By Will Grandbois
Sopris Sun Staff
While the question of the moment for The Crystal River Trail has been where exactly it should go, a sizable contingent at a public meeting on Oct. 17 urged Pitkin County to consider not building it at all.
It’s far from a new perspective in the decades long debate. According to Open Space Director Gary Tennenbaum, the trail was first considered in 1994, with a feasibility study in 2004 and the first five miles completed in 2011. Governor Hickenlooper recently lent urgency to the project by highlighting it among the “Colorado 16” regional trail gaps in the state.
Several studies, however, have raised concerns about potential environmental impacts, while the least disruptive alignment — directly alongside Highway 133 — is also likely to be the most expensive to build and least pleasant to use.
Originally scheduled to present the results of the first round of public feedback, the format for the joint meeting between the Carbondale Trustees and Pitkin County Commissioners and the Open Space and Trails Board was altered when the deadline for comments was moved back to Nov. 15. A shift of venue to the Third Street Center proved well advised, with over 100 people turning out, about half of whom signed up to speak.
Tennenbaum viewed that as a good sign.
“I see passion for the trail. I see passion for open space. I see passion for connecting communities,” he said.
Ute leader Kenny Frost set the tone with an introduction and prayer.
“We have come here to address our concerns always with reflection on what’s good for Mother Earth,” he said.
After that, the Carbondale Trustees had their say. Marty Silverstein was among the first to raise the idea of a third, trailless option.
“We’re operating on the premise that we need this trail, and I don’t know that I necessarily agree with that premise,” he said. “If you mitigate the effect, that means that there obviously is an effect.”
Andy Wiessner, speaking independently from his role on the board of Wilderness Workshop, agreed.
“If it’s too expensive to build a trail that doesn’t encroach on wildlife, I would say don’t build a trail,” he said.
In general, although the discussion was far from one sided, an informal show of hands at a indicated that the majority of those assembled had concerns about the process.
After surveying the crowd, Lisa Tasker expressed her own sense of disenfranchisement by the tone and top-down approach.
“If you live in the Crystal Valley, you may be dismissed as a NIMBY. If you don’t… you may dismissed for that,” she said.
And, added Jay Engstrom, a whole class of relevant residents weren’t able to be part of the conversation at all.
“I do really want to see a bike path up there, but at the same time I think the entire community has to be taken into account, and the majority can’t be sitting here to talk to us because they’re animals,” he said.
Indeed, wildlife impacts seemed to be at the core of most objections.

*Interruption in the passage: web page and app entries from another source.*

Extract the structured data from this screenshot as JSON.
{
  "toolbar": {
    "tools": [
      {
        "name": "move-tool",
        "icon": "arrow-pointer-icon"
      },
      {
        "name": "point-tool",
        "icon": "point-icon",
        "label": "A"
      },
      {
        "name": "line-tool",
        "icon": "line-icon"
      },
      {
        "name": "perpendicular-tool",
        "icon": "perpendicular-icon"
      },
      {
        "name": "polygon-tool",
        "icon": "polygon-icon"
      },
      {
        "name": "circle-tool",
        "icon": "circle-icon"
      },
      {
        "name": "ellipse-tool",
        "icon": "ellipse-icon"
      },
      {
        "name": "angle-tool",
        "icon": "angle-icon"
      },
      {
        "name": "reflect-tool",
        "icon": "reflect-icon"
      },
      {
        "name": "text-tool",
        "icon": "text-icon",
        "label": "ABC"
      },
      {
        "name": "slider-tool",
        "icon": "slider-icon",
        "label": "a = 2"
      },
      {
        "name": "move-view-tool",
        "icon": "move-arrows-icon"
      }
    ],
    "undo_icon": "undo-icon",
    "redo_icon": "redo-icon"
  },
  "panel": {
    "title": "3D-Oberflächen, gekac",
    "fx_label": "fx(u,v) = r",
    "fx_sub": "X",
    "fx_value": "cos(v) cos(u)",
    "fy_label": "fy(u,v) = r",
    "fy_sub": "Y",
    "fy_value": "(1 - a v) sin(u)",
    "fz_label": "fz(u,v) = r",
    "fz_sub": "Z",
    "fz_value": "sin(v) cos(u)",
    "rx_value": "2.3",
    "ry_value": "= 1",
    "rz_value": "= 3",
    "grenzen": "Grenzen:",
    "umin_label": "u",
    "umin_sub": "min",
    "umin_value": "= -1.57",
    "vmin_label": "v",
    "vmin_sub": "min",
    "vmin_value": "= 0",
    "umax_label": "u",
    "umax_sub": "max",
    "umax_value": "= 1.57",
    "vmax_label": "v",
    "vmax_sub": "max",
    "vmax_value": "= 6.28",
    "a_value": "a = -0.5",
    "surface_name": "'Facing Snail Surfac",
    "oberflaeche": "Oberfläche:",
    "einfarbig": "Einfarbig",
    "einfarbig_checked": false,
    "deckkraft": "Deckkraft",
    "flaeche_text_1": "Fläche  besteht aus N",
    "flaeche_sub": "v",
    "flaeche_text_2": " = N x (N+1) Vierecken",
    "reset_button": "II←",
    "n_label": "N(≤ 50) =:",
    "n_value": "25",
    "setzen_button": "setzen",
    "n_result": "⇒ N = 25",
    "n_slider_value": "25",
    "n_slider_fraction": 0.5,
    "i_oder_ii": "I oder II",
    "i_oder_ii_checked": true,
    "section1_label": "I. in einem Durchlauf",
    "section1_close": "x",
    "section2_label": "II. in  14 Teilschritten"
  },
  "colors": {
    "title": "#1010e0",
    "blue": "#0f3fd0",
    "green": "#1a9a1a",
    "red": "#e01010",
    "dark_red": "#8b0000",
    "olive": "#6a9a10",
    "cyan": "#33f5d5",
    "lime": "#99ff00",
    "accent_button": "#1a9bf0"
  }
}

Several attendees spoke to the inefficacy of seasonal closures in preventing people from causing a disruption during certain times of the year. Some expressed concerns about what would happen to the river itself with pavement on both sides.
Others questioned how much impact a bike path might actually have in a valley already hosting homes and a highway.

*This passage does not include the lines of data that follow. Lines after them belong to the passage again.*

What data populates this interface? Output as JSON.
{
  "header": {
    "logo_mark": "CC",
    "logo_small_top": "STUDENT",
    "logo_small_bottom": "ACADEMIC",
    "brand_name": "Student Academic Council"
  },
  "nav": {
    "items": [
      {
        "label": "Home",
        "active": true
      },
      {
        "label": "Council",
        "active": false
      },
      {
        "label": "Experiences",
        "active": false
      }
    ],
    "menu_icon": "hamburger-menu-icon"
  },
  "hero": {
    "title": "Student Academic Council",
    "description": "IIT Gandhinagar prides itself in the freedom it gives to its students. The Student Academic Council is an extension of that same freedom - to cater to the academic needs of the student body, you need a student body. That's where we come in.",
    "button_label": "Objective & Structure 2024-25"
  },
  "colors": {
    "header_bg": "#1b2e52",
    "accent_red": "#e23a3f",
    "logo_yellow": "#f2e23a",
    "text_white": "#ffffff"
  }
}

“Development in the Valley has been more to detrimental to wildlife in terms of habitat loss than the trail would be,” said Doris Downey. “I think that one can be protective of wildlife and still desire to have a trail that is off the highway.”

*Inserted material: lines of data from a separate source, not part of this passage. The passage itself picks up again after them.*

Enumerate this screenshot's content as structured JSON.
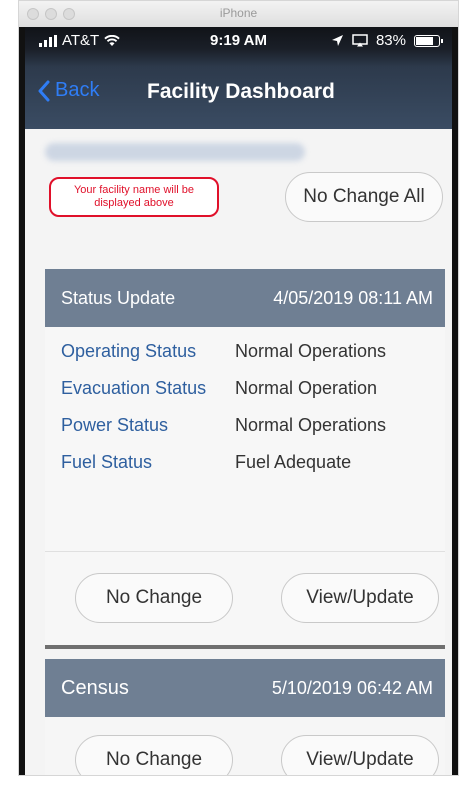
{
  "window": {
    "title": "iPhone"
  },
  "status_bar": {
    "carrier": "AT&T",
    "time": "9:19 AM",
    "battery": "83%",
    "battery_level": 0.83
  },
  "nav": {
    "back_label": "Back",
    "title": "Facility Dashboard"
  },
  "hint": {
    "text": "Your facility name will be displayed above"
  },
  "top_actions": {
    "no_change_all_label": "No Change All"
  },
  "status_card": {
    "title": "Status Update",
    "date": "4/05/2019 08:11 AM",
    "rows": [
      {
        "label": "Operating Status",
        "value": "Normal Operations"
      },
      {
        "label": "Evacuation Status",
        "value": "Normal Operation"
      },
      {
        "label": "Power Status",
        "value": "Normal Operations"
      },
      {
        "label": "Fuel Status",
        "value": "Fuel Adequate"
      }
    ],
    "no_change_label": "No Change",
    "view_update_label": "View/Update"
  },
  "census_card": {
    "title": "Census",
    "date": "5/10/2019 06:42 AM",
    "no_change_label": "No Change",
    "view_update_label": "View/Update"
  },
  "colors": {
    "accent_blue": "#2f7df6",
    "label_blue": "#2e5f9f",
    "header_gray": "#6f7f93",
    "hint_red": "#e0102a"
  }
}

Indeed, a few spoke to the potential environmental and health advantages of getting people out of cars and onto bikes.
“I’d love to be able to ride a bike from my house to work,” said Jeff Bier, who used to bike on the road with impunity but now drives that mile every day. “It’s just too scary.”
In contrast to those concerned about the process, Mike Pritchard thanked the assembled boards for the work they’d done.
“I’m very grateful that we’re now at this level of detail that we can be considering exact alignments,” he said.
Stacey Bernot echoed the sentiments, but also joined with Bill Fales in expressing concerns about potential conflicts with private property.
“I think the average citizen is unaware of the potential looming battles that may lie ahead depending on where it goes,” she said. “Please keep at it and do this mindfully so we can all be proud of this legacy.”
While a few more public comments took place after the Carbondale Trustees left the meeting at 8:15, the crowd began to leak away. The issue will be discussed again at the next trustee meeting on Oct. 24. Meanwhile, information is available and comments are being taken at pitkinostprojects.com through Nov. 15.